Concept & inspiration
The architects of the Kiev Institute of Information (Kiev UFO) – Florian and Lev Novikov – designed the building with inspiration drawn from the work of Oscar Niemeyer, a well-known Brazilian modernist. The latter architect was responsible for most building designs for Brasilia, a brand new city imagined and built from scratch as the future capital of Brazil.
Constructed in 1960, the Palace of the National Congress is one of the most popular and highly recognized works of Oscar Niemeyer. In this project, the architect unified the duo of chambers of the Brazilian Parliament, bringing together all the essential elements of the building, including an oversized parking garage, library, and restaurant. Interestingly, Brazilian senators chose to have their sessions in one of the “Plates” on the stylobate.
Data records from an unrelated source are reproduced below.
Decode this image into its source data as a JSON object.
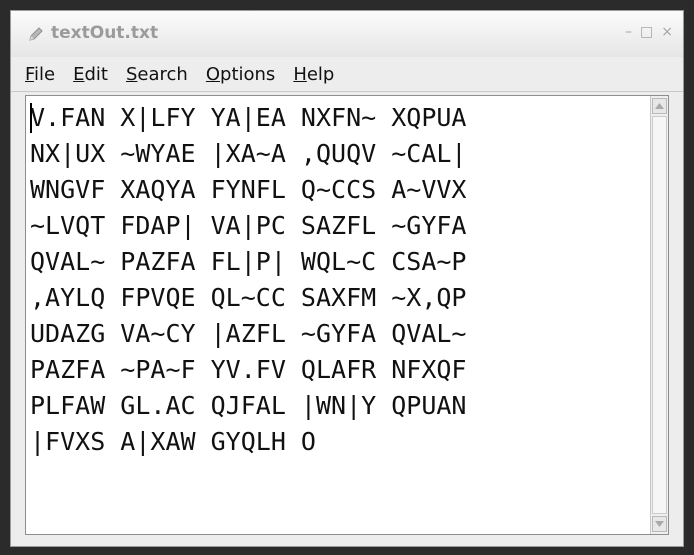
{
  "window": {
    "title": "textOut.txt",
    "controls": [
      "–",
      "□",
      "×"
    ]
  },
  "menubar": {
    "items": [
      {
        "label": "File",
        "mnemonic": "F",
        "rest": "ile"
      },
      {
        "label": "Edit",
        "mnemonic": "E",
        "rest": "dit"
      },
      {
        "label": "Search",
        "mnemonic": "S",
        "rest": "earch"
      },
      {
        "label": "Options",
        "mnemonic": "O",
        "rest": "ptions"
      },
      {
        "label": "Help",
        "mnemonic": "H",
        "rest": "elp"
      }
    ]
  },
  "editor": {
    "content": "V.FAN X|LFY YA|EA NXFN~ XQPUA\nNX|UX ~WYAE |XA~A ,QUQV ~CAL|\nWNGVF XAQYA FYNFL Q~CCS A~VVX\n~LVQT FDAP| VA|PC SAZFL ~GYFA\nQVAL~ PAZFA FL|P| WQL~C CSA~P\n,AYLQ FPVQE QL~CC SAXFM ~X,QP\nUDAZG VA~CY |AZFL ~GYFA QVAL~\nPAZFA ~PA~F YV.FV QLAFR NFXQF\nPLFAW GL.AC QJFAL |WN|Y QPUAN\n|FVXS A|XAW GYQLH O"
  },
  "icons": {
    "title": "pencil-icon",
    "scroll_up": "arrow-up-icon",
    "scroll_down": "arrow-down-icon"
  }
}
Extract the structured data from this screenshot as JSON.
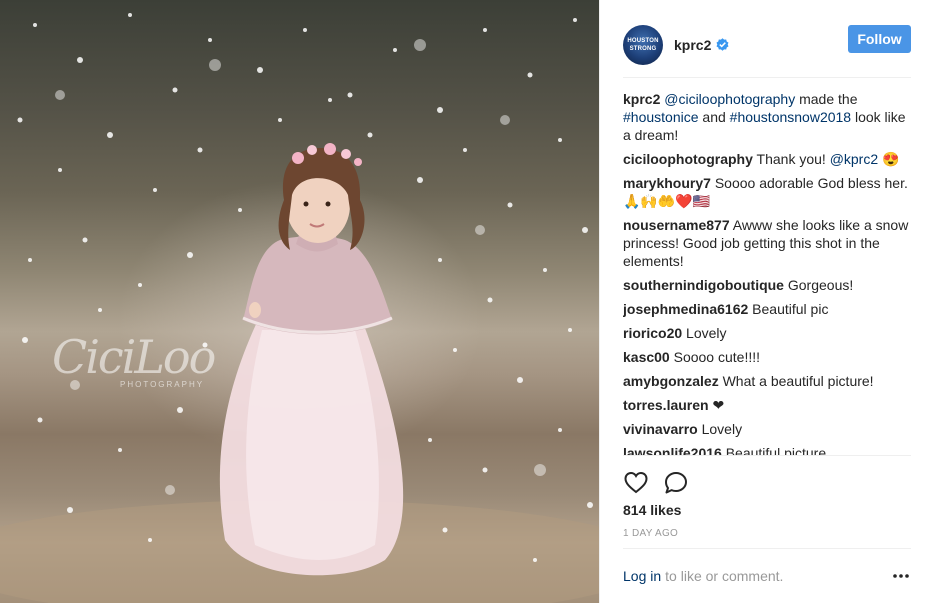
{
  "post": {
    "watermark_text": "CiciLoo",
    "watermark_subtext": "PHOTOGRAPHY"
  },
  "header": {
    "avatar_line1": "HOUSTON",
    "avatar_line2": "STRONG",
    "username": "kprc2",
    "verified_icon": "verified-badge-icon",
    "follow_label": "Follow",
    "accent_color": "#4a95e6"
  },
  "caption": {
    "user": "kprc2",
    "mention": "@ciciloophotography",
    "text1": " made the ",
    "hashtag1": "#houstonice",
    "text2": " and ",
    "hashtag2": "#houstonsnow2018",
    "text3": " look like a dream!"
  },
  "comments": [
    {
      "user": "ciciloophotography",
      "text": "Thank you! ",
      "mention": "@kprc2",
      "suffix": " 😍"
    },
    {
      "user": "marykhoury7",
      "text": "Soooo adorable God bless her. 🙏🙌🤲❤️🇺🇸"
    },
    {
      "user": "nousername877",
      "text": "Awww she looks like a snow princess! Good job getting this shot in the elements!"
    },
    {
      "user": "southernindigoboutique",
      "text": "Gorgeous!"
    },
    {
      "user": "josephmedina6162",
      "text": "Beautiful pic"
    },
    {
      "user": "riorico20",
      "text": "Lovely"
    },
    {
      "user": "kasc00",
      "text": "Soooo cute!!!!"
    },
    {
      "user": "amybgonzalez",
      "text": "What a beautiful picture!"
    },
    {
      "user": "torres.lauren",
      "text": "❤"
    },
    {
      "user": "vivinavarro",
      "text": "Lovely"
    },
    {
      "user": "lawsonlife2016",
      "text": "Beautiful picture"
    }
  ],
  "actions": {
    "like_icon": "heart-icon",
    "comment_icon": "comment-icon",
    "likes": "814 likes",
    "time_ago": "1 DAY AGO"
  },
  "footer": {
    "login_link": "Log in",
    "login_rest": "to like or comment.",
    "more_icon": "more-options-icon"
  }
}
Instead of copying Oscar Niemeyer’s design in its entirety, Florian designed the Institute of Information with the “synthesis of the arts” in mind. He wanted to equip the building with a never-seen-before color music theater where performers would be able to perform musical numbers to the tune of color gradients on the screen lights.
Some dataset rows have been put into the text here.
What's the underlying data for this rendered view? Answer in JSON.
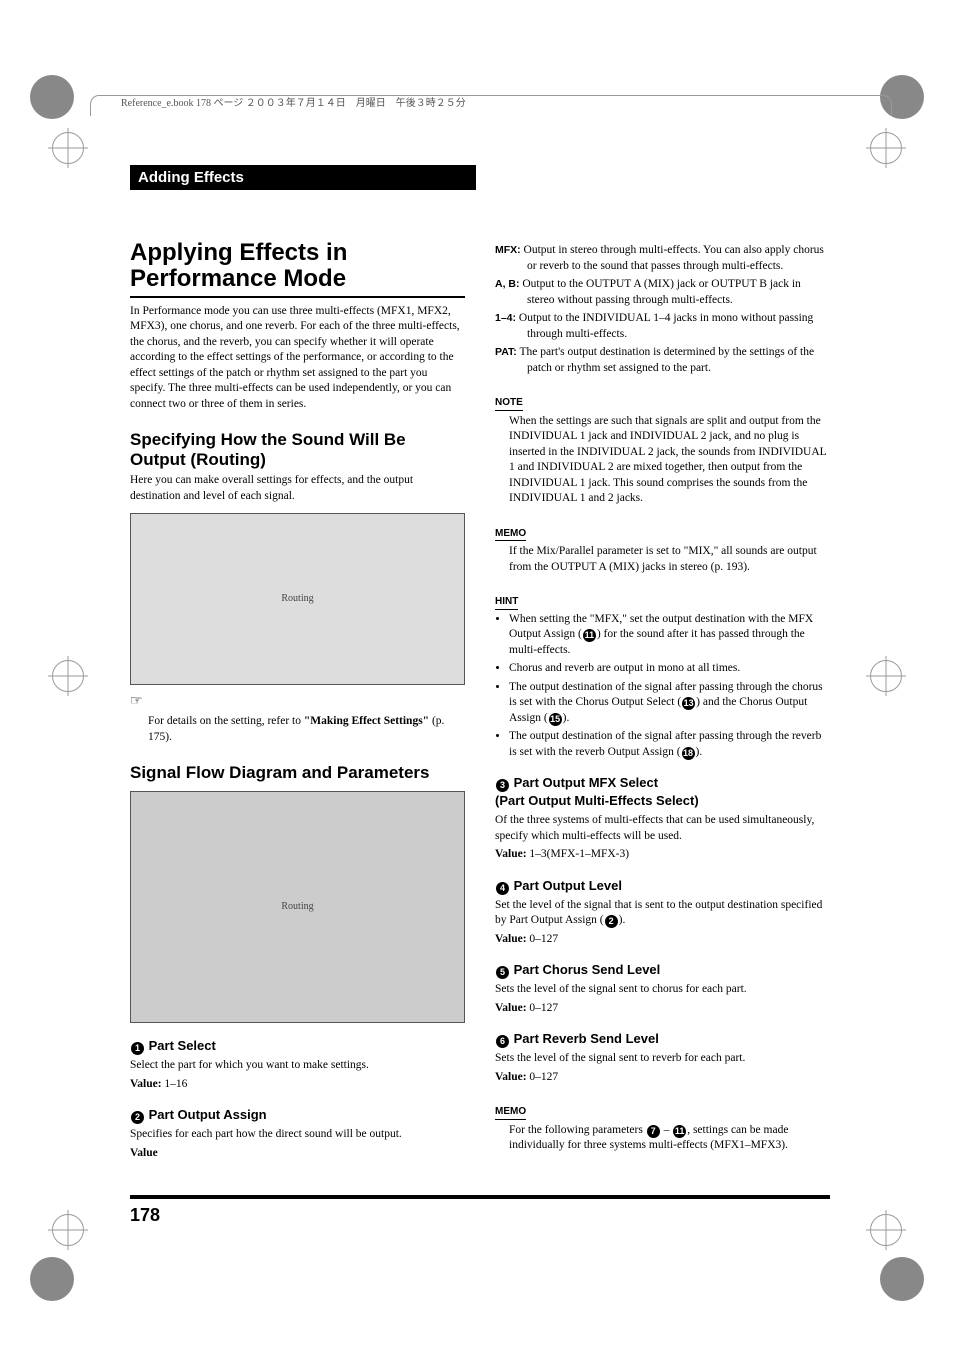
{
  "print_header": "Reference_e.book  178 ページ  ２００３年７月１４日　月曜日　午後３時２５分",
  "section_bar": "Adding Effects",
  "h1": "Applying Effects in Performance Mode",
  "intro": "In Performance mode you can use three multi-effects (MFX1, MFX2, MFX3), one chorus, and one reverb. For each of the three multi-effects, the chorus, and the reverb, you can specify whether it will operate according to the effect settings of the performance, or according to the effect settings of the patch or rhythm set assigned to the part you specify. The three multi-effects can be used independently, or you can connect two or three of them in series.",
  "h2_routing": "Specifying How the Sound Will Be Output (Routing)",
  "routing_intro": "Here you can make overall settings for effects, and the output destination and level of each signal.",
  "fig1_label": "Routing",
  "details_ref_pre": "For details on the setting, refer to ",
  "details_ref_bold": "\"Making Effect Settings\"",
  "details_ref_post": " (p. 175).",
  "h2_signal": "Signal Flow Diagram and Parameters",
  "fig2_label": "Routing",
  "h3_1": "Part Select",
  "p1_desc": "Select the part for which you want to make settings.",
  "p1_val_label": "Value:",
  "p1_val": " 1–16",
  "h3_2": "Part Output Assign",
  "p2_desc": "Specifies for each part how the direct sound will be output.",
  "p2_val_label": "Value",
  "mfx_label": "MFX:",
  "mfx_text": " Output in stereo through multi-effects. You can also apply chorus or reverb to the sound that passes through multi-effects.",
  "ab_label": "A, B:",
  "ab_text": " Output to the OUTPUT A (MIX) jack or OUTPUT B jack in stereo without passing through multi-effects.",
  "n14_label": "1–4:",
  "n14_text": " Output to the INDIVIDUAL 1–4 jacks in mono without passing through multi-effects.",
  "pat_label": "PAT:",
  "pat_text": " The part's output destination is determined by the settings of the patch or rhythm set assigned to the part.",
  "note1": "When the settings are such that signals are split and output from the INDIVIDUAL 1 jack and INDIVIDUAL 2 jack, and no plug is inserted in the INDIVIDUAL 2 jack, the sounds from INDIVIDUAL 1 and INDIVIDUAL 2 are mixed together, then output from the INDIVIDUAL 1 jack. This sound comprises the sounds from the INDIVIDUAL 1 and 2 jacks.",
  "memo1": "If the Mix/Parallel parameter is set to \"MIX,\" all sounds are output from the OUTPUT A (MIX) jacks in stereo (p. 193).",
  "hint_b1_pre": "When setting the \"MFX,\" set the output destination with the MFX Output Assign (",
  "hint_b1_post": ") for the sound after it has passed through the multi-effects.",
  "hint_b2": "Chorus and reverb are output in mono at all times.",
  "hint_b3_pre": "The output destination of the signal after passing through the chorus is set with the Chorus Output Select (",
  "hint_b3_mid": ") and the Chorus Output Assign (",
  "hint_b3_post": ").",
  "hint_b4_pre": "The output destination of the signal after passing through the reverb is set with the reverb Output Assign (",
  "hint_b4_post": ").",
  "h3_3a": "Part Output MFX Select",
  "h3_3b": "(Part Output Multi-Effects Select)",
  "p3_desc": "Of the three systems of multi-effects that can be used simultaneously, specify which multi-effects will be used.",
  "p3_val_label": "Value:",
  "p3_val": " 1–3(MFX-1–MFX-3)",
  "h3_4": "Part Output Level",
  "p4_desc_pre": "Set the level of the signal that is sent to the output destination specified by Part Output Assign (",
  "p4_desc_post": ").",
  "p4_val_label": "Value:",
  "p4_val": " 0–127",
  "h3_5": "Part Chorus Send Level",
  "p5_desc": "Sets the level of the signal sent to chorus for each part.",
  "p5_val_label": "Value:",
  "p5_val": " 0–127",
  "h3_6": "Part Reverb Send Level",
  "p6_desc": "Sets the level of the signal sent to reverb for each part.",
  "p6_val_label": "Value:",
  "p6_val": " 0–127",
  "memo2_pre": "For the following parameters ",
  "memo2_mid": " – ",
  "memo2_post": ", settings can be made individually for three systems multi-effects (MFX1–MFX3).",
  "page_number": "178",
  "circ": {
    "n1": "1",
    "n2": "2",
    "n3": "3",
    "n4": "4",
    "n5": "5",
    "n6": "6",
    "n7": "7",
    "n11": "11",
    "n13": "13",
    "n15": "15",
    "n18": "18"
  }
}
With that concept playing center-stage, the reinforced concrete lens of glasses with a metallic bowl rested at the base of the building. This created unique acoustics in the curved concert hall of the planned light. And the futuristic music theater was born.
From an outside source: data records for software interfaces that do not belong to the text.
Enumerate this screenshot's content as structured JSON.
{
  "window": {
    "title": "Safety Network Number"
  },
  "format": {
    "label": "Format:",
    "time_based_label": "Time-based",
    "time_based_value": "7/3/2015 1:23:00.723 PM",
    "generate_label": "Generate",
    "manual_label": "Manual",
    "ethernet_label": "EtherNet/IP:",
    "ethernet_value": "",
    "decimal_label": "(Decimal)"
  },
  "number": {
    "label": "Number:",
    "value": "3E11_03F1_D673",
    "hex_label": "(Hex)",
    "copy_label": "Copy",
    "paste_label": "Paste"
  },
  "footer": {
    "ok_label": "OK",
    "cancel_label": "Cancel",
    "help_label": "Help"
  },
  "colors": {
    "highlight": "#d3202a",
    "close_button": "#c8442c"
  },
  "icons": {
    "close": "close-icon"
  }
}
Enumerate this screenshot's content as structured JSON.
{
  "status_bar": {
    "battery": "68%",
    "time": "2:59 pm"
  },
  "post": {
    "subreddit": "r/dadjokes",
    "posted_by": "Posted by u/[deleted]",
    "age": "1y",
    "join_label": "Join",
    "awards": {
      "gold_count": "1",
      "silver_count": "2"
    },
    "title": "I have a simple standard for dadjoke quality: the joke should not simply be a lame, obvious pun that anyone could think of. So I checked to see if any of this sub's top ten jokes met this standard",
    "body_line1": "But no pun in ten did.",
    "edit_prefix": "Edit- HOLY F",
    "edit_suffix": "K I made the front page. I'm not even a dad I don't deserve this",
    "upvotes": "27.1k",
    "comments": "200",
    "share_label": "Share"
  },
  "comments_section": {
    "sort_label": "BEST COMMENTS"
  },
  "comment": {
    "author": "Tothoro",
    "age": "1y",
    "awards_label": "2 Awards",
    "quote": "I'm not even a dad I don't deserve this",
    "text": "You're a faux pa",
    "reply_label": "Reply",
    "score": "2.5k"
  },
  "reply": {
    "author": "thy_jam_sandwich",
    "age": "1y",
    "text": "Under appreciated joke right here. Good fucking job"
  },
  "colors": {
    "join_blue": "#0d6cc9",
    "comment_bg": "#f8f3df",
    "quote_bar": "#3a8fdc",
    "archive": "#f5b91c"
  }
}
In the 1990s, the building began to deteriorate. Paint was peeling off the facade, rooms were starting to be vacant, and there wasn’t any money even for simple repairs. One building staff described the state as follows3:
It’s cold in winter, hot in summer, no air conditioning system, no batteries, completely rotten windows.
At age 90, Yuriev started a campaign4 that is trying to protect the Flying Saucer from becoming part of a shopping mall, fighting against powerful developers. Besides offering to assist in the restoration of the building, he asks for a public conversation and an immediate stop to the construction. Yuriev said5:
Reconstruction is not required for an architectural monument, restoration is required. Especially since the amount of work there is small – the building needs surface repair. The main function of the building should be preserved – information. The entertainment complex does not meet this function.
In the documentary film Facade Color: Blue (2019) about Yuriev’s masterpiece, the artist calls the demolition a tragic sign of blind progress of those who are not interested in the desire to make the impossible possible and to make the beautiful sensually experienceable. He faces the destruction of the “Flying Saucer” and ironically asks6:
Do we go forwards or backwards?
The UFO-shaped Kiev Institute of Information is undoubtedly one of the most inspirational and exciting European modernist pieces. However, for several years, it has been under the threat of modern shopping malls that have mushroomed around it.
It didn’t help that the construction materials and technology used were of sub-par quality since the project was built during the Soviet era. The upkeep budget has always been lean or non-existent, meaning the building is in dire need of repair and modern maintenance.
For too long, the building hasn’t earned official recognition as a protected architectural monument, to add insult to injury. Until 2020, the city of Kiev, which is currently under attack, claimed it didn’t have the financial muscle to maintain or repair it.
Eventually, in 2020, Alexander Tkachenko, Minister of Culture, gave Vitali Klitschko, Mayor of Kyiv, a deadline of five days7 to add the 1971 building to the list of newly discovered monuments of cultural heritage.
Consequently, it was finally granted its well-deserved status and as a first step to turning the building into a modern concert hall, the roof got painted8. Thankfully, the art and architecture community came together and asserted enough public pressure to save this precious masterpiece.